27. The fact that the appellants lived with the sponsor until his departure in 20152 does not mean that they continue to have a family life with him. No applications were made for them at the time of the applications made by the sponsor and his youngest daughter in 2015 and indeed it took over three years for the appellants to submit their entry clearance applications after the sponsor and their sister had settled in the UK. They have, in the meantime, had each other to turn to for family life as well as their two older sisters who remain in Nepal with their families. Furthermore, following the sponsor's departure, the second appellant moved away to Kuwait to work for three years and the appellants have worked on a neighbouring farm where it appears their work was paid for in kind.
28. The judge accepted that there was evidence that the sponsor had sent small sums of money to the appellants however as he found those sums would not have been sent had the sponsor not been given the money by his daughter. Without her support, the sponsor would not have been able to send money to the appellants or to let them withdraw his pension in Nepal, although by his own admission that was a meagre sum. That finding is unchallenged.
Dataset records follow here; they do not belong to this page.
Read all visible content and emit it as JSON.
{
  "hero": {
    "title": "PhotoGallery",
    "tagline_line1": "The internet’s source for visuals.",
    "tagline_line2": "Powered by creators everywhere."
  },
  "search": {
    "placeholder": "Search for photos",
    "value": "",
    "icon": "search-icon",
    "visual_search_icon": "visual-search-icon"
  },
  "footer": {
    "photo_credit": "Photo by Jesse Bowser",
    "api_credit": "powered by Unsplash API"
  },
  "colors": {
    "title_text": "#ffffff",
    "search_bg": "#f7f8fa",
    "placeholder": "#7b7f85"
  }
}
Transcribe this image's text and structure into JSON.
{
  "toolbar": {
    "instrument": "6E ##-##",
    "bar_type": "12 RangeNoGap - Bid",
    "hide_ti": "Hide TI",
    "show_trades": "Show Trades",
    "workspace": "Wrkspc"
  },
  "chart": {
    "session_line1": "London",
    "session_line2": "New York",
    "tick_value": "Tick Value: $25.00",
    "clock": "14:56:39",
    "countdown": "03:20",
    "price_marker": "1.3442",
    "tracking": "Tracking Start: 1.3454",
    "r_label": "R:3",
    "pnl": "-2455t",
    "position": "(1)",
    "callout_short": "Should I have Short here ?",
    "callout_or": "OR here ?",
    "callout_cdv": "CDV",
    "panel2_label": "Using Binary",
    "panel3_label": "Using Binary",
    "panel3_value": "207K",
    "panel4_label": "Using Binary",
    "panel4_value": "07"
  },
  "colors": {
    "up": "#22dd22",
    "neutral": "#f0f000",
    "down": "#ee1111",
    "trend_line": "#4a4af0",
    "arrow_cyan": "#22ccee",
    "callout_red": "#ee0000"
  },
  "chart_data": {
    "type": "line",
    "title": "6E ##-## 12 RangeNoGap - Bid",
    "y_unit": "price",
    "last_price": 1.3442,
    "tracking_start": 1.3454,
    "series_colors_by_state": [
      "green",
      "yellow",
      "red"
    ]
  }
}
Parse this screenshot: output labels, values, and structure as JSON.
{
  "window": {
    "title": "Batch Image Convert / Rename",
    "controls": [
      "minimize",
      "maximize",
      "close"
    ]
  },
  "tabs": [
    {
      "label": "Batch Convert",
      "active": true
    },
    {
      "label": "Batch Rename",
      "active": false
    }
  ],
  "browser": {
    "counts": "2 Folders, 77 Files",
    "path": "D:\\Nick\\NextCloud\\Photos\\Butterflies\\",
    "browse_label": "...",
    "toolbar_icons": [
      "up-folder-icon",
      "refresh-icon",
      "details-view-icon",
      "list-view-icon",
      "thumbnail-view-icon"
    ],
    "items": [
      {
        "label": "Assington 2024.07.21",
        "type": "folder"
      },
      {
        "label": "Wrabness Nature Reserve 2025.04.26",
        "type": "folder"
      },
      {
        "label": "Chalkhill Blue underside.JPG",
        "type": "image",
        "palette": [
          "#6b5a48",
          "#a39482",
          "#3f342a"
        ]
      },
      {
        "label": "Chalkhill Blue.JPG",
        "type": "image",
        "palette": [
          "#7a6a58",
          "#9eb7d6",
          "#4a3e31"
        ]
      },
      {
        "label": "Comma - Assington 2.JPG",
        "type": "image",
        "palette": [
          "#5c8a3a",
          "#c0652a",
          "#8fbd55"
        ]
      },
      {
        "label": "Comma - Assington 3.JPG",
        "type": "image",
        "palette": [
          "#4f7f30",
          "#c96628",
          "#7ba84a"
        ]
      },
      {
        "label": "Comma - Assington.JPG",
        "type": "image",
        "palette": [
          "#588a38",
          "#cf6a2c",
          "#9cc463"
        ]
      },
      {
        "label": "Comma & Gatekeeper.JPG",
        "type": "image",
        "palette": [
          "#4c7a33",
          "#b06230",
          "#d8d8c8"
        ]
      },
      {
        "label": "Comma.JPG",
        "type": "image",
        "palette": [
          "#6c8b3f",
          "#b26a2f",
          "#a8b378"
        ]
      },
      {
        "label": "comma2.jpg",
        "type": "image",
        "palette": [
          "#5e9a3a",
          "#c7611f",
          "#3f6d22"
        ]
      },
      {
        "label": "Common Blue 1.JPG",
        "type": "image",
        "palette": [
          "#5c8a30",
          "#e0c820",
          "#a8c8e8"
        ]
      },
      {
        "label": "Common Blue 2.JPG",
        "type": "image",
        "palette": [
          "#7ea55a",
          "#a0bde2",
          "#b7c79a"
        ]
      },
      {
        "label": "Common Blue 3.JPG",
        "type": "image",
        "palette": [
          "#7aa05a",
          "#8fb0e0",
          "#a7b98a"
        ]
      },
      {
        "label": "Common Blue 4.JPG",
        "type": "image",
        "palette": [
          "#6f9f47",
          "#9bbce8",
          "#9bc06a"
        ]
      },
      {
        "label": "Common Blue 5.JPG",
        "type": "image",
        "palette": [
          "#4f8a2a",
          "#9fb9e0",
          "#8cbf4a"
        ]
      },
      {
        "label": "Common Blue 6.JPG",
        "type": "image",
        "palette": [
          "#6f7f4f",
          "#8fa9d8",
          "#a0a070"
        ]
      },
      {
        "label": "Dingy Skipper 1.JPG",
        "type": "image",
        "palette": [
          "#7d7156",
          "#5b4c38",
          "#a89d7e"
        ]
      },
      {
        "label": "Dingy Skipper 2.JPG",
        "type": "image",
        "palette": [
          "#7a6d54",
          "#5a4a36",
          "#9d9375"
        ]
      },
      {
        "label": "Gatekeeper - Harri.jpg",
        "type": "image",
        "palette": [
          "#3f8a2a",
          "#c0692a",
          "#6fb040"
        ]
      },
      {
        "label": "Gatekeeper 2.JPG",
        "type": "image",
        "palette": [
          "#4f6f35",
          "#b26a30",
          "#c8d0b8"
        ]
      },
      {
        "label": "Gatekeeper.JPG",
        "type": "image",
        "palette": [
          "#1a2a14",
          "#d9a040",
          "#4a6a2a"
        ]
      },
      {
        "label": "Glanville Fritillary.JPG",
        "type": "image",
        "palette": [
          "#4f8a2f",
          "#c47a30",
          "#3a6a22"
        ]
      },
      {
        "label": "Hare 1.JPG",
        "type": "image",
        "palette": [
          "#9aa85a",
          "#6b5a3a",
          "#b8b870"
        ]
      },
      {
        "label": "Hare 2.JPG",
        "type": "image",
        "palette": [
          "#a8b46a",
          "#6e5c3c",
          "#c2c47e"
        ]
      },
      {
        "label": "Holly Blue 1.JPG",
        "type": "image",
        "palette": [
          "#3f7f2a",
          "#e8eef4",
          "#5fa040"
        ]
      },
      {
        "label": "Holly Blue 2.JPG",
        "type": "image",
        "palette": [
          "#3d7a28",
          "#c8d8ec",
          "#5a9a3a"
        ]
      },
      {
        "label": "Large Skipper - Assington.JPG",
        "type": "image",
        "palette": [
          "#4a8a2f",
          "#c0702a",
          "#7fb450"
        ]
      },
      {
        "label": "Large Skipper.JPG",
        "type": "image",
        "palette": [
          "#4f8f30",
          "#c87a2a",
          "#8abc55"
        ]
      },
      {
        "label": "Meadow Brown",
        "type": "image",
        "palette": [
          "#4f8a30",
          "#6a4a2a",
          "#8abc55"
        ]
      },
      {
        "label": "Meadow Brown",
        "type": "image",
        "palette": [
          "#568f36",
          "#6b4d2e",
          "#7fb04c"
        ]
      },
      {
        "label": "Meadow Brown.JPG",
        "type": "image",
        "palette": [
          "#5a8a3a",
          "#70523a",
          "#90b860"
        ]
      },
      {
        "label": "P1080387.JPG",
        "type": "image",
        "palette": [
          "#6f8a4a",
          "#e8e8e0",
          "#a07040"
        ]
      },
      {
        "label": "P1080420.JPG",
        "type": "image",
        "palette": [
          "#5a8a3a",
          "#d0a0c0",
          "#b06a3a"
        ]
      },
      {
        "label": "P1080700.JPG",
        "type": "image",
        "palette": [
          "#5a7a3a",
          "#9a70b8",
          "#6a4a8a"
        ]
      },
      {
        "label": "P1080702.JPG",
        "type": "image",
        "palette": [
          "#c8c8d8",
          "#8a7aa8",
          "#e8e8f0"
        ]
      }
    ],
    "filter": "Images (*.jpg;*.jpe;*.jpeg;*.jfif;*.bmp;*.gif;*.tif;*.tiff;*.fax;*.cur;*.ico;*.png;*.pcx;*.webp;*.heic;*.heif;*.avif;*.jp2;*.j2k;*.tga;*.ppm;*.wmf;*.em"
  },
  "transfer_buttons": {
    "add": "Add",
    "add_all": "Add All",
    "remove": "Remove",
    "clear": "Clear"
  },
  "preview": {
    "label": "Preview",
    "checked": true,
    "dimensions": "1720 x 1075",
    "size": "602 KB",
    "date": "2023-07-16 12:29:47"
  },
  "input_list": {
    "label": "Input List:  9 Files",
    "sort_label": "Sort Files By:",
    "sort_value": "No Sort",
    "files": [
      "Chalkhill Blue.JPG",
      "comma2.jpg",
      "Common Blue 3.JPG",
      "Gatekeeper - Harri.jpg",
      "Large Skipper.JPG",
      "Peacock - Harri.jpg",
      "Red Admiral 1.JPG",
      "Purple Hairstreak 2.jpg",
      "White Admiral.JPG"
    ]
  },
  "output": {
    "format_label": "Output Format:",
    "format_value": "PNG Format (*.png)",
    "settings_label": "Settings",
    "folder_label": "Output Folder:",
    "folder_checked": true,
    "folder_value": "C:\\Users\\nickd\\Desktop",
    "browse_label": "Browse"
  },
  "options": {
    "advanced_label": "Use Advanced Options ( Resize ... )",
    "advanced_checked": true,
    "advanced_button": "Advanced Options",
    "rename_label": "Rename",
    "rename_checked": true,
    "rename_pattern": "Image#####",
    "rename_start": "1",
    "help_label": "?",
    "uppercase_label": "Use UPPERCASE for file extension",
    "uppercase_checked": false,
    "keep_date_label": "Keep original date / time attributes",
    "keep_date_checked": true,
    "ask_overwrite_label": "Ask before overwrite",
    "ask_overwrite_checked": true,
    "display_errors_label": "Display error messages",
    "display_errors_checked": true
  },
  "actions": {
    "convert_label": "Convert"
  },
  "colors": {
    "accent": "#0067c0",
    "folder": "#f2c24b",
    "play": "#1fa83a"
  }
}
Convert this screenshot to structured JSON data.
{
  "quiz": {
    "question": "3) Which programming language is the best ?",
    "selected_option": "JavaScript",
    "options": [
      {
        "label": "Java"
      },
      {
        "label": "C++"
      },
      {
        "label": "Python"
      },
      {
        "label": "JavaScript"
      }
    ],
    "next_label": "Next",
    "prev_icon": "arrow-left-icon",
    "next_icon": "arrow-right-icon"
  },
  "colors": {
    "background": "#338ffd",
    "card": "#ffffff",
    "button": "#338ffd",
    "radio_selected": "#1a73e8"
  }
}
29. I accept that the judge did not specifically refer to the fact that the appellants continue to live in the family home however, this omission does not render the determination unsustainable. Given the numerous other findings, key matters being unchallenged, this cannot possibly alter the outcome of the appeal.
30. The grounds refer to emotional ties. It is argued that it is the culture of Nepal for unmarried children remain part of their parent's household. There was, however, no independent evidence before the judge as to Nepalese cultural norms and no reason for him to have made a finding of family life given the specific circumstances of the appellants based on mere assumptions. One could just as easily argue that if unmarried children were considered to remain part of a parent's household, they would not be left behind for numerous years before attempts were made for them to join the absent parent. Evidence of messages between the parties has been adduced but in the absence of any translations for the messages, it is impossible to know what the nature of the contact amounts to or to assess whether it can be said to show emotional dependency.
31. On the basis of the evidence before the judge, the findings were properly made and are fully sustainable. No errors of law have been established.
32. The decision of the First-tier Tribunal does not contain any errors of law and it is upheld. The appeals are dismissed.
33. No anonymity order has been sought at any stage and I see no reason to make one.
Upper Tribunal Judge
Date: 28 September 2020